South Sudanese refugee thrives in Lincoln

Story, aggregated content and video by Cahner Olson, NewsNetNebraska

On February 18th, 2006, Jacob Manyang arrived in the United States for the first time. He landed at Eppley Airfield in Omaha, alone and unsure how the future would play out.

Members of Lutheran Family Services (LFS) greeted him at the airport and brought him to his first apartment, a two-bedroom he would share with his brothers when they arrived two months later.

Surviving in South Sudan
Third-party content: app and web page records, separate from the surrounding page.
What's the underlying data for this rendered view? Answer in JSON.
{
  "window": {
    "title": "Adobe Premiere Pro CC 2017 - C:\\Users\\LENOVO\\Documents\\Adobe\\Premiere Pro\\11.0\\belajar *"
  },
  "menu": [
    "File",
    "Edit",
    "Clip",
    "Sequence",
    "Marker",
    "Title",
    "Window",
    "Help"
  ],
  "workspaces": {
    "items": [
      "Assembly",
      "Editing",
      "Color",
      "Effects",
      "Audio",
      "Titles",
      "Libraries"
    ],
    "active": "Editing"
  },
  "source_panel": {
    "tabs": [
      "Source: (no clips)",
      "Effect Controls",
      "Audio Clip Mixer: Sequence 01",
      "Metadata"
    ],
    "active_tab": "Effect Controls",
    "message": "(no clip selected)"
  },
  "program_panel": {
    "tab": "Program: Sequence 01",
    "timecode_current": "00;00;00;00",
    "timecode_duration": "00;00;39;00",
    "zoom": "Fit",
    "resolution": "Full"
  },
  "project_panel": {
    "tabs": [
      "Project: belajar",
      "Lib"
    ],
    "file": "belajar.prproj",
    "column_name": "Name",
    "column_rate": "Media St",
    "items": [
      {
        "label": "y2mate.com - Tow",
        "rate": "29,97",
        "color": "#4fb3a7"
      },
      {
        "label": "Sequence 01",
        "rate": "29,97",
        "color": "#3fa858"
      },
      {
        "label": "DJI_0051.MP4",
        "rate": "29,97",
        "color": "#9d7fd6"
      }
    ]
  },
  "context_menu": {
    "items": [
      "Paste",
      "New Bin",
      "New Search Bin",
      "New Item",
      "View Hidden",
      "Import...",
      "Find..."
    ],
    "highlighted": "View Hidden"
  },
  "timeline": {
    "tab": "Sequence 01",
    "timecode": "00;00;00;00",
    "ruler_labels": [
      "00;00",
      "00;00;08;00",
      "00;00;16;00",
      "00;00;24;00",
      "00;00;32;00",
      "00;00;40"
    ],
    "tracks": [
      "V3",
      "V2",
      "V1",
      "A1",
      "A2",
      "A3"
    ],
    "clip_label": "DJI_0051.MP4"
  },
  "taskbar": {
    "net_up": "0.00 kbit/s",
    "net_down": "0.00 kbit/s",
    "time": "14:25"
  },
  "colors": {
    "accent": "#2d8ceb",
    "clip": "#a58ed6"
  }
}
Manyang was born in the newly established country of South Sudan. From the time he was 4-years-old, him and his family walked to over 10 towns in eastern Africa to escape the violent civil war raging through their country. In 1997 Manyang finally settled in the Dimma Refugee Camp in Ethiopia, where he would live for the next eight years.

In 2005, a resettlement agency informed Manyang and his family that they had the opportunity to resettle in the United States. After a year’s worth of paperwork, medical checks, and interviews, he finally landed at Eppley Airfield.

“When I first came, I really didn’t know what to expect. But people were very generous and had organized everything for us,” says Manyang. “It was winter, and when I got off the plane and saw all the leaves missing from the trees I thought to myself “What, was there a fire here or something?” It was hard to keep up with what was going on.”

The big picture

Jacob’s story is not uncommon. In the past year, the United States accepted 53,000 refugees. President Trump recently announced his plan to accept 45,000 refugees in the coming fiscal year, the lowest number in 30 years. To compare, the United States accepted a total of 85,000 refugees in 2016 according to a Pew Research Center analysis.

In 2016, Nebraska accepted 1,441 refugees, making it the highest refugee resettlement state per capita. North Dakota came in second, followed by Idaho, Vermont and Arizona. California, Texas and New York took in the most refugees overall.

When many of these refugees arrive in America, they face an entirely new set of challenges as they adjust to the American life, language and culture.

Three refugee resettlement agencies exist in Nebraska: Lutheran Family Services, Refugee Empowerment Center of Omaha, and Catholic Social Services. These agencies organize an apartment for refugees upon arrival, shop for them, and provide English classes and general mentoring. 

Due to the Trump administration’s decrease in refugee numbers, the number of refugees in Nebraska has steadily declined.

“It’s as bad as it can get,” says Jaleel Oladipo, LFS reception and placement manager.

A new life in Omaha

Although he was free from the refugee camps in Central Africa, Manyang now faced a whole new set of struggles.

Workers at LFS picked Manyang up from the airport upon arrival and took him to his new apartment. He was given a tour, taught how to do basic things, and then told not to leave the apartment or open the door for anyone. If he needed assistance, he was to call his LFS case worker.

Nevertheless, on his second day, he left his apartment with a group of Sudanese people he met outside. Later that day, he couldn’t remember how to get home. He found a processed chicken in his fridge, but had no idea what to do with it. One night he forgot how to turn the TV on, so he sat in his living room in silence. Things like turning on lights, heating the oven, and flushing the toilet had to be taught to him.

Giving back to South Sudan

Now after almost twelve years living in Nebraska, Manyang is thriving in his new life while trying to give back to his home country. In 2013 he started a student organization at the University of Nebraska- Lincoln called Save South Sudanese Orphans and Widows (SSSOW). Their most recent fundraisers have helped supply a school for adults in Kakuma Refugee Camp in Kenya, as well as distribute 500 mosquito nets in Bor, South Sudan, according to Ethan Johnson, President of SSSOW. 

Despite their name, the group raises money for all kinds of people in eastern Africa.

Weekly pizza sales in Nebraska Hall account for the majority of their fundraising money.

Manyang hopes to also give aid to people in Ethiopia and Kenya in the future.

“We play a very small part, since we decided to take on an entire region of one of the largest continents,” says Johnson. “We just want to do what we can and help who we can.”

Leave a Reply

Your email address will not be published. Required fields are marked *